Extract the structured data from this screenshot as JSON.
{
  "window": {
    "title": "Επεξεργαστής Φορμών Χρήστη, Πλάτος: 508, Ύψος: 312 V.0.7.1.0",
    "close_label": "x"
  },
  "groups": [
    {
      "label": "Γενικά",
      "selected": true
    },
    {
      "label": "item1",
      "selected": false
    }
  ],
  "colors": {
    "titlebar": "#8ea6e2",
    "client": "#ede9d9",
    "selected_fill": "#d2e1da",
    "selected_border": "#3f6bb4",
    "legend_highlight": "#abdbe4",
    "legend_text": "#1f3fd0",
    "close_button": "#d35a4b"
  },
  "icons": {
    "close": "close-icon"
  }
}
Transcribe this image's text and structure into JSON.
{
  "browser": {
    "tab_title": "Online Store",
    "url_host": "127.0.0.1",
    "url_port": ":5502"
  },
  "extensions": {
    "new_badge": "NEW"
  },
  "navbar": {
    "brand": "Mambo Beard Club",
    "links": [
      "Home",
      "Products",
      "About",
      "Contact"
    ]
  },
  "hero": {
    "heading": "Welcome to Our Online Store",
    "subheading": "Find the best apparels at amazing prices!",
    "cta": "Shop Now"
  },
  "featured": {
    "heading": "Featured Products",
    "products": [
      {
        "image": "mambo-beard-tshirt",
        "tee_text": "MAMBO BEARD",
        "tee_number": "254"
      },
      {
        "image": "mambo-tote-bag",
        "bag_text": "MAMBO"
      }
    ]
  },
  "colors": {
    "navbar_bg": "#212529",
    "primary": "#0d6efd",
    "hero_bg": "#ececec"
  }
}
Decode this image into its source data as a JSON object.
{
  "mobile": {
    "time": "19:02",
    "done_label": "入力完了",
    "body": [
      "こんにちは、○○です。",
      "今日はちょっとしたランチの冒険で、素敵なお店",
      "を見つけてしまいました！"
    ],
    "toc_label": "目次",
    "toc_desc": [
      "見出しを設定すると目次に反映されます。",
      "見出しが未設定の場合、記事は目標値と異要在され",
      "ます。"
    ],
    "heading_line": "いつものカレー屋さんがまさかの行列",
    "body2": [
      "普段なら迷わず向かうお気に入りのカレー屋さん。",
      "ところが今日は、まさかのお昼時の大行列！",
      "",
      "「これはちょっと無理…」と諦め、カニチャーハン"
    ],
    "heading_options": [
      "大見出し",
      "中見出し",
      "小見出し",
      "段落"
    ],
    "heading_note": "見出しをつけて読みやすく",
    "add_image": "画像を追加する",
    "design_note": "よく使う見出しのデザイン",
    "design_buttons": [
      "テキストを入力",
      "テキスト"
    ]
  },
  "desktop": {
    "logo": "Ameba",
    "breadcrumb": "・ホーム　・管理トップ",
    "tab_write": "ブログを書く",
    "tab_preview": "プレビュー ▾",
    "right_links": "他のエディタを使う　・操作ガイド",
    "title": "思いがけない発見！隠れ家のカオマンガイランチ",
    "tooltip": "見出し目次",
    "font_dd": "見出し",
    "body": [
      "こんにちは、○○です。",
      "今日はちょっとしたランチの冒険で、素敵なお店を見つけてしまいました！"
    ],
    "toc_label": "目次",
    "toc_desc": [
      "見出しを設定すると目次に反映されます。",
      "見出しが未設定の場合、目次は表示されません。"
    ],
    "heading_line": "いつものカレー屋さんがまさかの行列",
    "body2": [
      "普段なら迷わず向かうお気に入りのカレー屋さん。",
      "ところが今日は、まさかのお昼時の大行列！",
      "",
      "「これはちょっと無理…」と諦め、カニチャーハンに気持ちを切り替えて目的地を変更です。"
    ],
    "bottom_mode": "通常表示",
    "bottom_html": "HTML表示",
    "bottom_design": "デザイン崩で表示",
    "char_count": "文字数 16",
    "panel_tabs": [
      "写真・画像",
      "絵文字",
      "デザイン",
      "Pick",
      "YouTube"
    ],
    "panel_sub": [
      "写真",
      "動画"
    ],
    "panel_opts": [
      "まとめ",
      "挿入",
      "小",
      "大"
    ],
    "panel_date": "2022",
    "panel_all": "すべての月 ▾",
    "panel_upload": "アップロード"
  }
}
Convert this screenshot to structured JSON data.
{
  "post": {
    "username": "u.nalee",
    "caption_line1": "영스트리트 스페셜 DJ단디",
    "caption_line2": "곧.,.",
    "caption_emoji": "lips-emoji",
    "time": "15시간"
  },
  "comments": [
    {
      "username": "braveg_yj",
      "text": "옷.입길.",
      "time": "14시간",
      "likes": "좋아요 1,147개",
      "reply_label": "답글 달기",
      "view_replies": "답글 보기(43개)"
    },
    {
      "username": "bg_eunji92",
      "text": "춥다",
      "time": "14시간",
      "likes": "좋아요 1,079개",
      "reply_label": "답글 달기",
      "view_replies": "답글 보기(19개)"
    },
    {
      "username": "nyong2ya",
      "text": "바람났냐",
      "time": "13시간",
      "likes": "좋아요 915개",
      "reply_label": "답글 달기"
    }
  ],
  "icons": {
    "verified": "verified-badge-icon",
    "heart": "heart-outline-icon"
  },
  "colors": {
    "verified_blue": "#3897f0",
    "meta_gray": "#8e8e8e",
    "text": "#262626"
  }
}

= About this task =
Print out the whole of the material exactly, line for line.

= Written response =
Extract the structured data from this screenshot as JSON.
{
  "window": {
    "title": "Επεξεργαστής Φορμών Χρήστη, Πλάτος: 508, Ύψος: 312 V.0.7.1.0",
    "close_label": "x"
  },
  "groups": [
    {
      "label": "Γενικά",
      "selected": true
    },
    {
      "label": "item1",
      "selected": false
    }
  ],
  "colors": {
    "titlebar": "#8ea6e2",
    "client": "#ede9d9",
    "selected_fill": "#d2e1da",
    "selected_border": "#3f6bb4",
    "legend_highlight": "#abdbe4",
    "legend_text": "#1f3fd0",
    "close_button": "#d35a4b"
  },
  "icons": {
    "close": "close-icon"
  }
}
Transcribe this image's text and structure into JSON.
{
  "browser": {
    "tab_title": "Online Store",
    "url_host": "127.0.0.1",
    "url_port": ":5502"
  },
  "extensions": {
    "new_badge": "NEW"
  },
  "navbar": {
    "brand": "Mambo Beard Club",
    "links": [
      "Home",
      "Products",
      "About",
      "Contact"
    ]
  },
  "hero": {
    "heading": "Welcome to Our Online Store",
    "subheading": "Find the best apparels at amazing prices!",
    "cta": "Shop Now"
  },
  "featured": {
    "heading": "Featured Products",
    "products": [
      {
        "image": "mambo-beard-tshirt",
        "tee_text": "MAMBO BEARD",
        "tee_number": "254"
      },
      {
        "image": "mambo-tote-bag",
        "bag_text": "MAMBO"
      }
    ]
  },
  "colors": {
    "navbar_bg": "#212529",
    "primary": "#0d6efd",
    "hero_bg": "#ececec"
  }
}
Decode this image into its source data as a JSON object.
{
  "mobile": {
    "time": "19:02",
    "done_label": "入力完了",
    "body": [
      "こんにちは、○○です。",
      "今日はちょっとしたランチの冒険で、素敵なお店",
      "を見つけてしまいました！"
    ],
    "toc_label": "目次",
    "toc_desc": [
      "見出しを設定すると目次に反映されます。",
      "見出しが未設定の場合、記事は目標値と異要在され",
      "ます。"
    ],
    "heading_line": "いつものカレー屋さんがまさかの行列",
    "body2": [
      "普段なら迷わず向かうお気に入りのカレー屋さん。",
      "ところが今日は、まさかのお昼時の大行列！",
      "",
      "「これはちょっと無理…」と諦め、カニチャーハン"
    ],
    "heading_options": [
      "大見出し",
      "中見出し",
      "小見出し",
      "段落"
    ],
    "heading_note": "見出しをつけて読みやすく",
    "add_image": "画像を追加する",
    "design_note": "よく使う見出しのデザイン",
    "design_buttons": [
      "テキストを入力",
      "テキスト"
    ]
  },
  "desktop": {
    "logo": "Ameba",
    "breadcrumb": "・ホーム　・管理トップ",
    "tab_write": "ブログを書く",
    "tab_preview": "プレビュー ▾",
    "right_links": "他のエディタを使う　・操作ガイド",
    "title": "思いがけない発見！隠れ家のカオマンガイランチ",
    "tooltip": "見出し目次",
    "font_dd": "見出し",
    "body": [
      "こんにちは、○○です。",
      "今日はちょっとしたランチの冒険で、素敵なお店を見つけてしまいました！"
    ],
    "toc_label": "目次",
    "toc_desc": [
      "見出しを設定すると目次に反映されます。",
      "見出しが未設定の場合、目次は表示されません。"
    ],
    "heading_line": "いつものカレー屋さんがまさかの行列",
    "body2": [
      "普段なら迷わず向かうお気に入りのカレー屋さん。",
      "ところが今日は、まさかのお昼時の大行列！",
      "",
      "「これはちょっと無理…」と諦め、カニチャーハンに気持ちを切り替えて目的地を変更です。"
    ],
    "bottom_mode": "通常表示",
    "bottom_html": "HTML表示",
    "bottom_design": "デザイン崩で表示",
    "char_count": "文字数 16",
    "panel_tabs": [
      "写真・画像",
      "絵文字",
      "デザイン",
      "Pick",
      "YouTube"
    ],
    "panel_sub": [
      "写真",
      "動画"
    ],
    "panel_opts": [
      "まとめ",
      "挿入",
      "小",
      "大"
    ],
    "panel_date": "2022",
    "panel_all": "すべての月 ▾",
    "panel_upload": "アップロード"
  }
}
Convert this screenshot to structured JSON data.
{
  "post": {
    "username": "u.nalee",
    "caption_line1": "영스트리트 스페셜 DJ단디",
    "caption_line2": "곧.,.",
    "caption_emoji": "lips-emoji",
    "time": "15시간"
  },
  "comments": [
    {
      "username": "braveg_yj",
      "text": "옷.입길.",
      "time": "14시간",
      "likes": "좋아요 1,147개",
      "reply_label": "답글 달기",
      "view_replies": "답글 보기(43개)"
    },
    {
      "username": "bg_eunji92",
      "text": "춥다",
      "time": "14시간",
      "likes": "좋아요 1,079개",
      "reply_label": "답글 달기",
      "view_replies": "답글 보기(19개)"
    },
    {
      "username": "nyong2ya",
      "text": "바람났냐",
      "time": "13시간",
      "likes": "좋아요 915개",
      "reply_label": "답글 달기"
    }
  ],
  "icons": {
    "verified": "verified-badge-icon",
    "heart": "heart-outline-icon"
  },
  "colors": {
    "verified_blue": "#3897f0",
    "meta_gray": "#8e8e8e",
    "text": "#262626"
  }
}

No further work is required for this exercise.